RedCan is rising: This summer, graffiti artists from around the world will converge once again in a small town on the South Dakota prairie for a groundbreaking, one-of-a-kind arts celebration: the third annual RedCan graffiti jam at the Cheyenne River Youth Project®. The nonprofit organization has just launched a new teaser trailer for RedCan 2017, available here on the CRYP website and on YouTube.

The RedCan gathering, scheduled for June 29-July 1 at CRYP’s Waniyetu Wowapi (Winter Count) Art Park and at sites throughout the Eagle Butte community, is unlike any other public graffiti event in the country. Here, on the remote, 2.8-million-acre Cheyenne River Lakota reservation, graffiti culture and Lakota culture come together in an explosion of culture, artistic innovation and creativity, and multicultural fellowship.

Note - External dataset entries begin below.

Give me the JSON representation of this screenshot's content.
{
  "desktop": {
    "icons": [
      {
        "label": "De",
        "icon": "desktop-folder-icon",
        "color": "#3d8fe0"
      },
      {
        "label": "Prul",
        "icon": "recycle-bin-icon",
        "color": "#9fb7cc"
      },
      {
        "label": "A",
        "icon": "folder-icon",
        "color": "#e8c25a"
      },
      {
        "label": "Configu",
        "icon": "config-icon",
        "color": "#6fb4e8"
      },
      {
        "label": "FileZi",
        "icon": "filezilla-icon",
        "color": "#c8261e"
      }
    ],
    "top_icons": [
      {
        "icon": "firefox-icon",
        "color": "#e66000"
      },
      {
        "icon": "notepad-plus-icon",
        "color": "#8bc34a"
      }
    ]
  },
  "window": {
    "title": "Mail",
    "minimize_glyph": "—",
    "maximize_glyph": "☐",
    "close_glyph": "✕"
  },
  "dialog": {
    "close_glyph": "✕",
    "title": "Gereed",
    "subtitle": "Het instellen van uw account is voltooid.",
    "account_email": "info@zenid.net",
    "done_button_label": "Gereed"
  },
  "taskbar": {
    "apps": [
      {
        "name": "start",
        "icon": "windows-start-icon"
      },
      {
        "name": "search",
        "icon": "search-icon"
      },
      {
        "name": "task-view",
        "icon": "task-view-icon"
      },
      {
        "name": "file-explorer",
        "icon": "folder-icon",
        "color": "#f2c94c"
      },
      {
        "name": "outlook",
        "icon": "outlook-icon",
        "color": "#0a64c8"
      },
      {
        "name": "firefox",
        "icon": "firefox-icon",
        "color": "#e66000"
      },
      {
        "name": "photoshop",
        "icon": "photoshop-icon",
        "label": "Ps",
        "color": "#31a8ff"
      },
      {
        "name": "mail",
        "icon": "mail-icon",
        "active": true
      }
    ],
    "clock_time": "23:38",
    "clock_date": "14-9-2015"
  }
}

Featured artists this year are Estria from Hawaii; East from Denver; Serval from Switzerland; Scribe from Kansas City, Missouri; Scape Martinez from San Francisco; Kazilla and ER from Miami; Dwayno Insano from Tucson, Arizona; and Biafra Inc., Cyfi and Wundr from Minnesota’s Twin Cities.

More than half of the 11 headlining artists have indigenous heritage, including Taino, Hawaiian, O’odham, Yacqui, Cherokee and Lakota. Eight are returning artists, while three—Estria, Scape and Dwayno Insano—will be experiencing their first RedCan.

In addition, CRYP is preparing to welcome Ojibwe rapper TallPaul, Lakota hip-hop artists Dakota South, and 15 members of YouCan, a youth group from Chicago. And, once again, the youth project will host an extensive Lakota dance exhibition during RedCan.

“When we first came up with the idea for RedCan in late 2014, we thought it would be a one-time event, perhaps two years at most,” reflected Julie Garreau, CRYP’s executive director. “Since it launched in July 2015, it’s really taken on a life of its own. We have more indigenous artists and entertainers who are interested in being part of what we’re doing here. Our community is behind us, providing three additional painting locations for this year’s RedCan. And we’ve been able to improve Waniyetu Wowapi.”

Art park improvements include new walls, a new container, more lighting, and a completed walking path. In addition, North Dakota State University landscape architects have provided five designs for the art park, so CRYP can begin charting what the next phase of development will look like.

“Public art in general and RedCan in particular have deeply resonated with our community,” Garreau said. “During RedCan, you’ll see children learning new skills at the Rolling Rez Art Bus or painting walls in Waniyetu Wowapi. You’ll see our teen interns exhibiting their work in the Cokata Wiconi (Center of Life) teen center. You’ll see Lakota dancers honoring their heritage amid a backdrop of stunning contemporary artwork, and you’ll see members of our community visiting with the artists at sites across town.

“It’s remarkable, the impact that RedCan has,” she continued. “At its heart, it’s all about cultural exchange, reconciliation and healing, as much as demonstrating to our children that they can explore their identities and express themselves in a healthy way that lifts up their nation. It’s hard to put into words. You can only understand RedCan if you experience it.”

And the public is welcome to attend RedCan. Lodging is available at area motels; since rooms do tend to book out quickly, CRYP is offering camping for up to 100 people at its East Lincoln Street campus.

Hosting such a major event with acclaimed artists from around the world is no small task, and CRYP is asking for support from RedCan fans. Simply visit click “Help CRYP” above to make an online donation, and include the note “RedCan 2017.” All proceeds will be used to purchase paint, artist supplies, food and beverages, and to help cover the artists’ travel expenses. For more information on how to help support RedCan, contact organizers at

For information about this year’s RedCan graffiti jam, please visit, where you also can view the teaser trailer for RedCan 2017, documentaries from the first two annual events, and so much more. In the coming weeks, CRYP will be sharing more information about planned activities and performances through the website and through Facebook, Twitter and Instagram—hashtag #RedCanRising.

The Cheyenne River Youth Project, founded in 1988, is a grassroots, not-for-profit organization dedicated to providing the youth of the Cheyenne River reservation with access to a vibrant and secure future through a wide variety of culturally sensitive and enduring programs, projects and facilities that ensure strong, self-sufficient families and communities.